Starting Over: Young father of 6 flees war-torn country, seeks refuge in Idaho
TWIN FALLS – Jean Claude Kwiganba’s story is like thousands of others.
Betrayed by his country, leaders, government and life, the 35-year-old father of six is seeking safety and refuge in Idaho.
Kwiganba was born in the Democratic Republic of the Congo, where he lived most of his life. He also spent time in Uganda and, for the past two years, has lived with his family in one of eight Ugandan refugee camps.
“There was war. There was insecurity. People were kicked out of their homes and many were killed,” Kwiganba recalls.
The young father was determined to somehow get to America and when he recently sat down with EastIdahoNews.com, he had been living in Twin Falls only 14 days.
“I came to America because it’s the (country) that gives me assistance for a new life,” Kwiganba says. “Americans are always good.”
A WORLDWIDE REFUGEE CRISIS
Every minute of every day, 24 people worldwide are displaced from their homes, according to the United Nations. The organization believes there are over 60 million refugees across the globe, and 85,000 will enter the United States of America this year.
Approximately 300 refugees are accepted into the College of Southern Idaho refugee resettlement program in Twin Falls each year.
“They’re looking for freedom and opportunity,” CSI Refugee Center Director ZeZe Rwasama says. “All they’re thinking about when they come here is, ‘How can I survive?’”
The nonprofit center has been in Twin Falls since 1980. More than 2,500 refugees from many countries, including Sudan, Iran, the Democratic Republic of Congo, Iraq, Afghanistan and elsewhere, have come to Idaho through the program.
“We want to help them become self-sufficient in a very short period of time, and we also help them become fully integrated in the community,” Rwasama says.
ARRIVING IN IDAHO
When refugees first arrive in Twin Falls, they’re met at the airport by refugee resettlement coordinators and language translators.
From the airport, the families are taken to an apartment that has been rented and furnished according to the guidelines issued by the U.S. State Department.
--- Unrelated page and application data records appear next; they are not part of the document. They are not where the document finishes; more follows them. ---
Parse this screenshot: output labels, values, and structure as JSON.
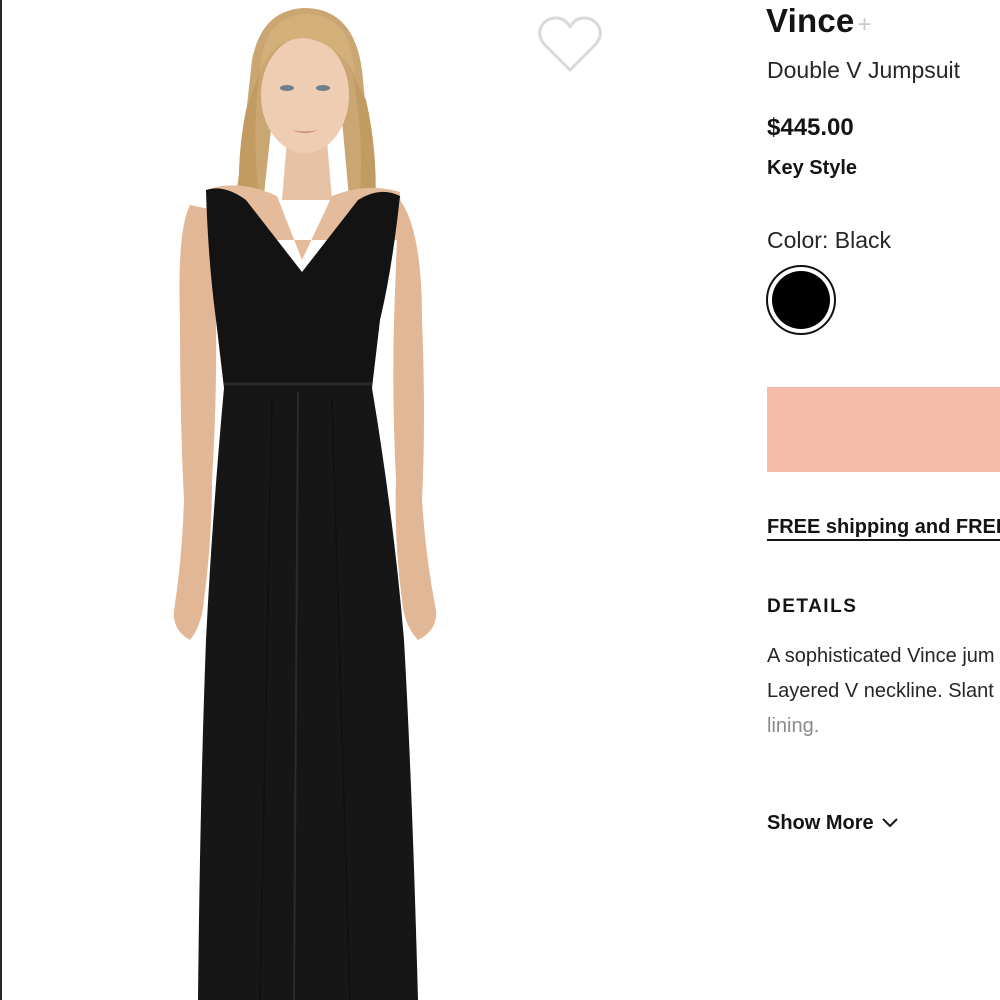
{
  "product": {
    "brand": "Vince",
    "brand_plus": "+",
    "name": "Double V Jumpsuit",
    "price": "$445.00",
    "tag": "Key Style"
  },
  "color": {
    "label": "Color: Black",
    "swatch_color": "#000000"
  },
  "add_to_bag": {
    "color": "#f5bcab"
  },
  "shipping": {
    "label": "FREE shipping and FREE"
  },
  "details": {
    "title": "DETAILS",
    "lines": [
      "A sophisticated Vince jum",
      "Layered V neckline. Slant",
      "lining."
    ]
  },
  "show_more": {
    "label": "Show More",
    "icon": "chevron-down-icon"
  },
  "icons": {
    "wishlist": "heart-icon"
  }
}
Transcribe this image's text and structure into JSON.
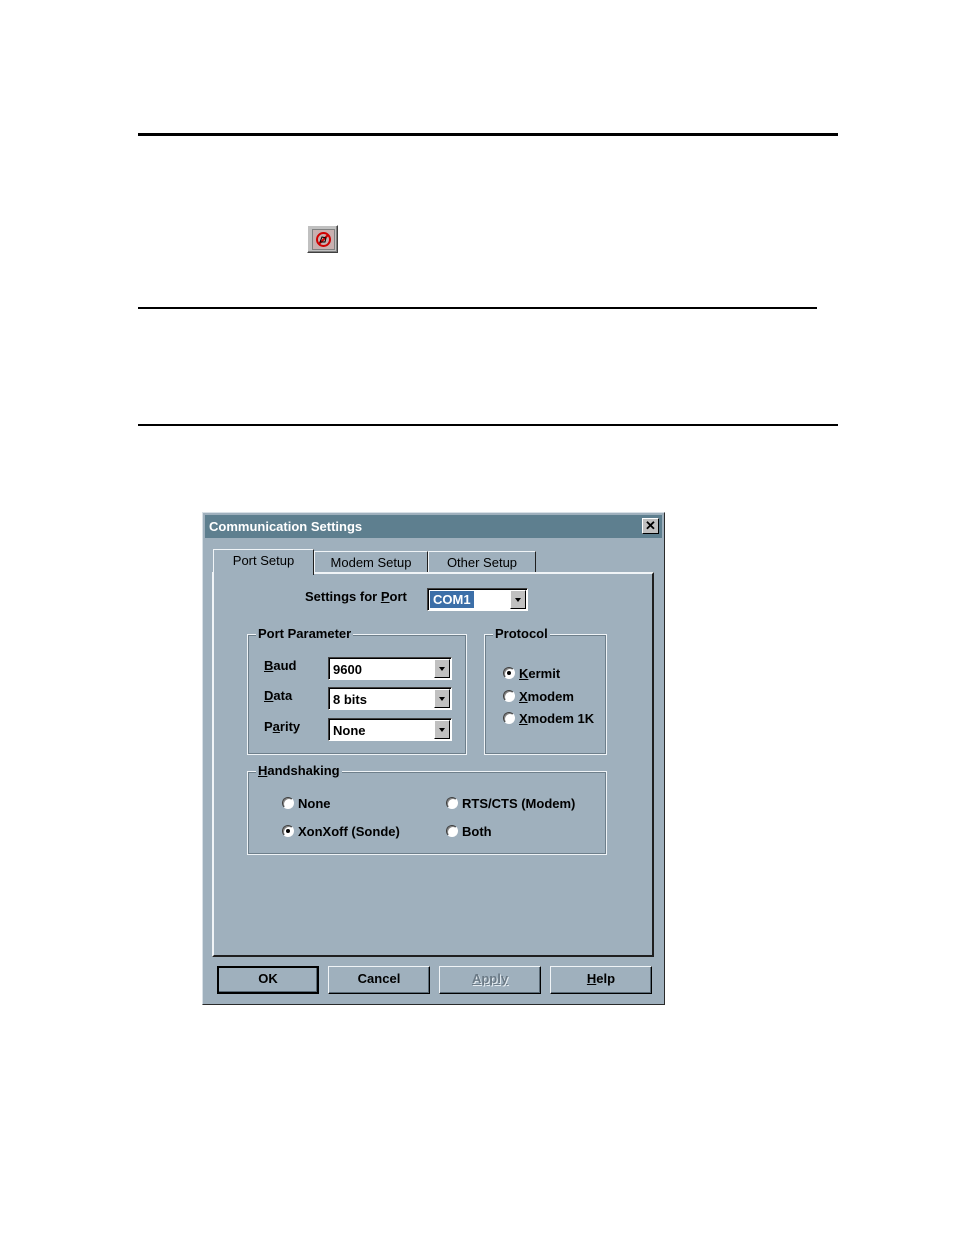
{
  "dialog": {
    "title": "Communication Settings",
    "close_glyph": "✕",
    "tabs": [
      "Port Setup",
      "Modem Setup",
      "Other Setup"
    ],
    "port": {
      "label_pre": "Settings for ",
      "label_key": "P",
      "label_post": "ort",
      "value": "COM1"
    },
    "port_parameter": {
      "title": "Port Parameter",
      "baud": {
        "key": "B",
        "rest": "aud",
        "value": "9600"
      },
      "data": {
        "key": "D",
        "rest": "ata",
        "value": "8 bits"
      },
      "parity": {
        "pre": "P",
        "key": "a",
        "rest": "rity",
        "value": "None"
      }
    },
    "protocol": {
      "title": "Protocol",
      "options": [
        {
          "key": "K",
          "rest": "ermit",
          "selected": true
        },
        {
          "key": "X",
          "rest": "modem",
          "selected": false
        },
        {
          "key": "X",
          "rest": "modem 1K",
          "selected": false
        }
      ]
    },
    "handshaking": {
      "title_key": "H",
      "title_rest": "andshaking",
      "none": "None",
      "rtscts": "RTS/CTS (Modem)",
      "xonxoff": "XonXoff (Sonde)",
      "both": "Both",
      "selected": "XonXoff (Sonde)"
    },
    "buttons": {
      "ok": "OK",
      "cancel": "Cancel",
      "apply": "Apply",
      "help_key": "H",
      "help_rest": "elp"
    }
  }
}
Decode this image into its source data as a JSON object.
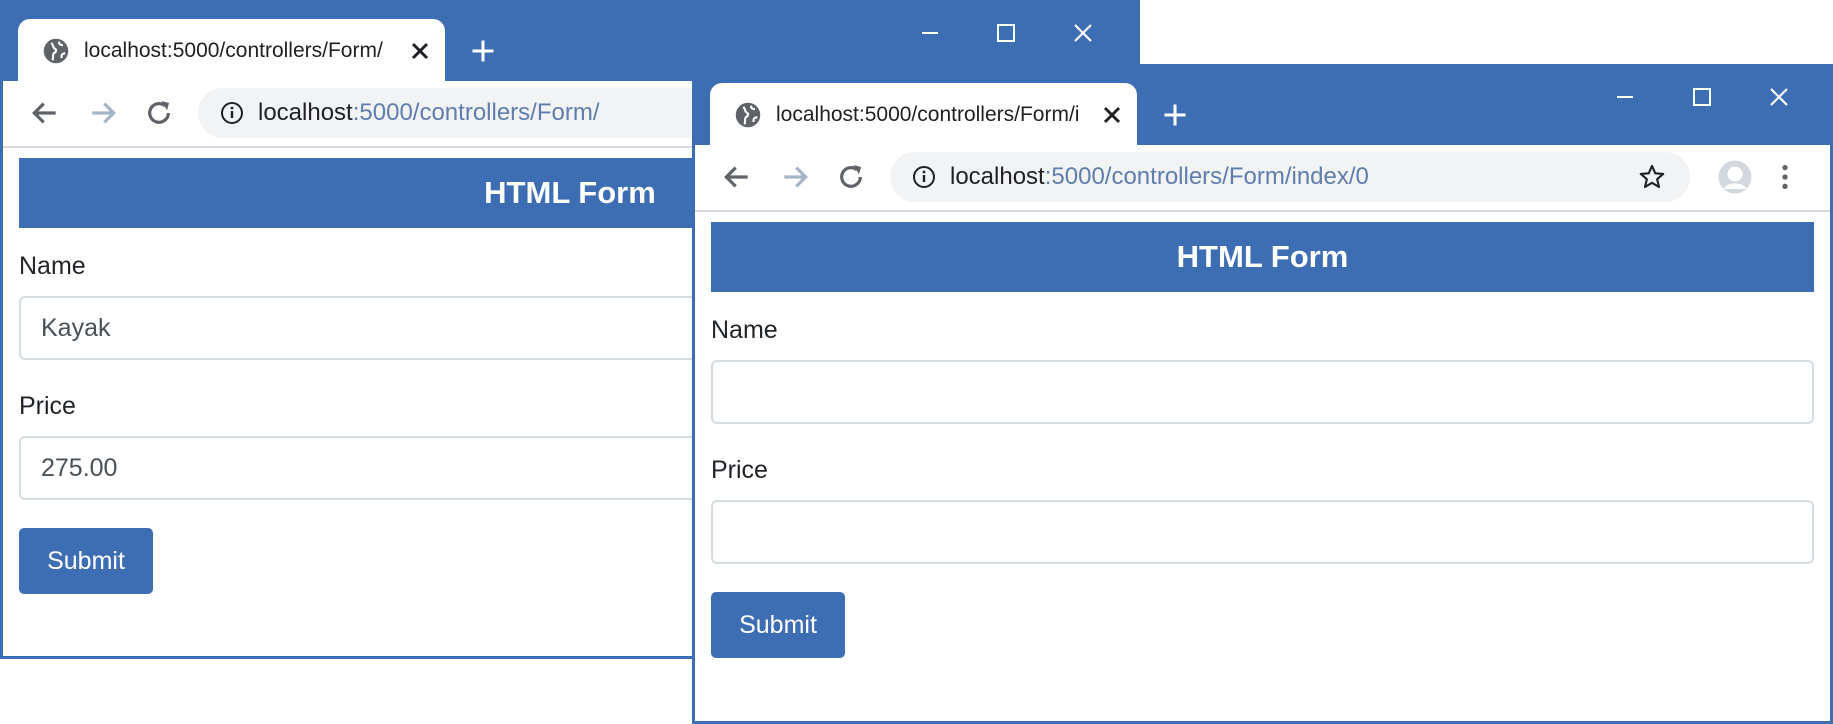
{
  "back_window": {
    "tab_title": "localhost:5000/controllers/Form/",
    "url_host": "localhost",
    "url_rest": ":5000/controllers/Form/",
    "page": {
      "heading": "HTML Form",
      "name_label": "Name",
      "name_value": "Kayak",
      "price_label": "Price",
      "price_value": "275.00",
      "submit_label": "Submit"
    }
  },
  "front_window": {
    "tab_title": "localhost:5000/controllers/Form/i",
    "url_host": "localhost",
    "url_rest": ":5000/controllers/Form/index/0",
    "page": {
      "heading": "HTML Form",
      "name_label": "Name",
      "name_value": "",
      "price_label": "Price",
      "price_value": "",
      "submit_label": "Submit"
    }
  },
  "icons": {
    "tab": [
      "globe-icon",
      "close-icon"
    ],
    "toolbar": [
      "plus-icon",
      "minimize-icon",
      "maximize-icon",
      "close-icon",
      "back-arrow-icon",
      "forward-arrow-icon",
      "reload-icon",
      "info-icon",
      "star-icon",
      "avatar-icon",
      "kebab-menu-icon"
    ]
  },
  "colors": {
    "brand_blue": "#3d6db3",
    "url_gray_blue": "#5f7dad",
    "input_border": "#d5dce4"
  }
}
Culturally appropriate food for three days is stocked in the refrigerator and cabinets.
Refugees immediately begin the process of learning how to live in America. Every day, they go to class and study English, life skills and how to work.
“We are able to place refugees in a job, on average, within two months,” Rwasama says. “An employable refugee is already working in two months.”
“You need to understand that coming here is their last hope,” he continues. “No one from their country has offered a solution or help and now you have America giving them dignity that they’ve lost for so many years. America is giving them hope.”
Many living in the Magic Valley have supported the refugee program over the years, but recently city leaders say there has been some opposition to the CSI center.
“We started to hear some vocal opponents of the program tying it specifically to the president’s initiative with Syrian refugees,” Twin Falls Mayor Shawn Barigar tells EastIdahoNews.com. “We don’t have any Syrian refugees, we’ve not received any Syrian refugees and there are no plans to receive any Syrian refugees. The challenge has been that ‘Syrian’ has become synonymous with ‘Islamic,’ which has become synonymous with ‘terrorist,’ and that is the misconception.”
It’s a misconception Rwasama is often asked about and he’s prepared with an answer when it comes up.
“The vetting process of refugees is actually the toughest to pass,” he says. “There’s so many government agencies involved in this. The Department of Homeland Security is involved in the vetting process, the FBI is involved, the Department of State is involved and other law enforcement agencies.”
Rwasama says a terrorist would have a much easier time entering America on a business, education or travel visa.
“When you look at the vetting that happens to people in other groups, it’s very short,” Rwasama says. “Usually it just requires the embassy to decide. But the refugee-vetting process is very long and complicated.”
ADJUSTING TO AMERICA
Kwiganba lives with his wife, Patreca, and six children in a modest home near the CSI refugee building. He walks to class in the mornings and, when he returns home in the afternoon, his wife goes to class.
Although their home has four bedrooms, everyone sleeps on one side of the house in two of the rooms.
“When we were in the refugee camp, we built a small house and everyone slept in two rooms,” Kwiganba recalls. “We liked to be close, and we still like to be close.”
The family arrived in America with only a few small bags of clothing. Their furniture, appliances and other household items have been donated.
A few toys are scattered around the house for the children to use and, although they don’t have much, the family is content.
“The kids are so happy. They never got to play before. They are happy,” Kwiganba says with a smile.
Within weeks of his arrival, Kwingaba secured employment milking cows at a dairy farm. He earns $10 an hour and works 60 hours a week. He says it’s tiring, but he’s thankful to have a job and a new life in a country he calls home.
“This is my country too. I can call it my home. I’m feeling good and we love it here,” Kwiganba says.